I own an Amazon echo and love it mostly but do have a couple things I wish they would implement:
- Slow Voice Pickup: some people have speech impairments that would call for this. Others like me talk too slow when we’re trying to enunciate. Obviously this would have to be an option because making it detect slow speech would make it less quick.
- Reprise Resume: when listening to spoken audio content it becomes muted after the Hey Alexa call and all while you’re talking to it. It would be nice if there was a way to resume the content at a second before you made the Hey Alexa call. I haven’t used Audible so this may already be a thing on there but it would be nice if there was an option to make it work like this in Bluetooth mode (though I’m not sure if Bluetooth control gives you the ability to scrub what you’re playing).
- More album navigation commands: for example if you wanted to go four tracks ahead you could say “Forward 4” or something like that and a play from the beginning command.
There was a time when Bing wasn’t worth serious searching. That time is no longer. I have noticed Bing giving better results than Google for some programming related searches. For example trying to modify a WordPress install to override permilinks for some directories. Bing gave me the answer that worked.
I remember the reason I started using Google was for programming related searches (in fact that’s what my Computer Science professor used it for) and only after that for everything else.
I subscribe to Oyster, a service that allows me to read as many books as I please from a pretty decent selection. In its catalog are a large selection of self published titles by authors trying to get exposure for their work. Oyster (or any other subscription service seeking to boost subscriber engagement) could simply create a third party cookie that indicated whether a user was logged into their service. Then ad networks could show service-specific ads.
An example: William has published, “Space Weasels and Blue Food”, a book of science fiction short stories on Oyster (via SmashWords). He wants to make a name for himself so he creates an ad for his book on Facebook that, because of the third party cookie, is only shown to subscribers of Oyster that happen to be logged in. Users simply click the ad and can immediately be enjoying William’s book.

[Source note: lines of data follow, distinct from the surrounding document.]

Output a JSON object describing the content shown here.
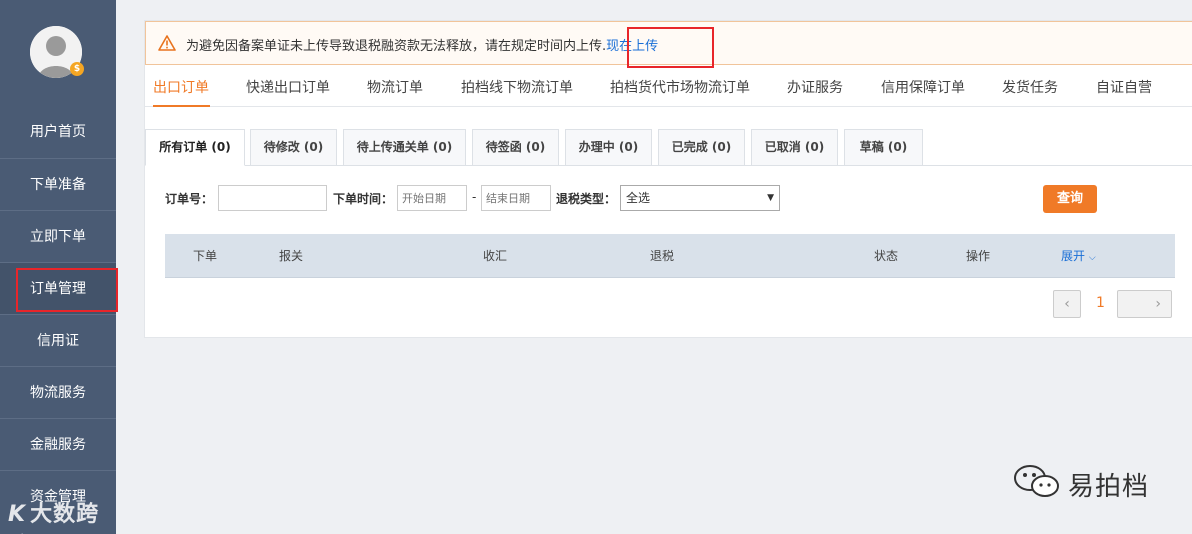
{
  "sidebar": {
    "items": [
      {
        "label": "用户首页"
      },
      {
        "label": "下单准备"
      },
      {
        "label": "立即下单"
      },
      {
        "label": "订单管理"
      },
      {
        "label": "信用证"
      },
      {
        "label": "物流服务"
      },
      {
        "label": "金融服务"
      },
      {
        "label": "资金管理"
      }
    ],
    "active_index": 3,
    "avatar_badge": "$"
  },
  "notice": {
    "text": "为避免因备案单证未上传导致退税融资款无法释放，请在规定时间内上传.",
    "link": "现在上传"
  },
  "tabs": [
    {
      "label": "出口订单",
      "active": true
    },
    {
      "label": "快递出口订单"
    },
    {
      "label": "物流订单"
    },
    {
      "label": "拍档线下物流订单"
    },
    {
      "label": "拍档货代市场物流订单"
    },
    {
      "label": "办证服务"
    },
    {
      "label": "信用保障订单"
    },
    {
      "label": "发货任务"
    },
    {
      "label": "自证自营"
    }
  ],
  "subtabs": [
    {
      "label": "所有订单 (0)",
      "active": true
    },
    {
      "label": "待修改 (0)"
    },
    {
      "label": "待上传通关单 (0)"
    },
    {
      "label": "待签函 (0)"
    },
    {
      "label": "办理中 (0)"
    },
    {
      "label": "已完成 (0)"
    },
    {
      "label": "已取消 (0)"
    },
    {
      "label": "草稿 (0)"
    }
  ],
  "filters": {
    "order_no_label": "订单号：",
    "order_no_value": "",
    "time_label": "下单时间：",
    "start_placeholder": "开始日期",
    "range_sep": "-",
    "end_placeholder": "结束日期",
    "refund_type_label": "退税类型：",
    "refund_type_value": "全选",
    "query_label": "查询"
  },
  "table": {
    "columns": [
      "下单",
      "报关",
      "收汇",
      "退税",
      "状态",
      "操作"
    ],
    "expand_label": "展开"
  },
  "pager": {
    "prev": "‹",
    "current": "1",
    "next": "›"
  },
  "watermarks": {
    "left": "大数跨境",
    "right": "易拍档"
  },
  "colors": {
    "accent": "#f07a27",
    "sidebar": "#4a5b74",
    "link": "#1a6fd6",
    "highlight": "#e8252a"
  }
}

This could work on any subscription service for any type of media. For mobile apps I’m not sure it would work but should work on mobile websites.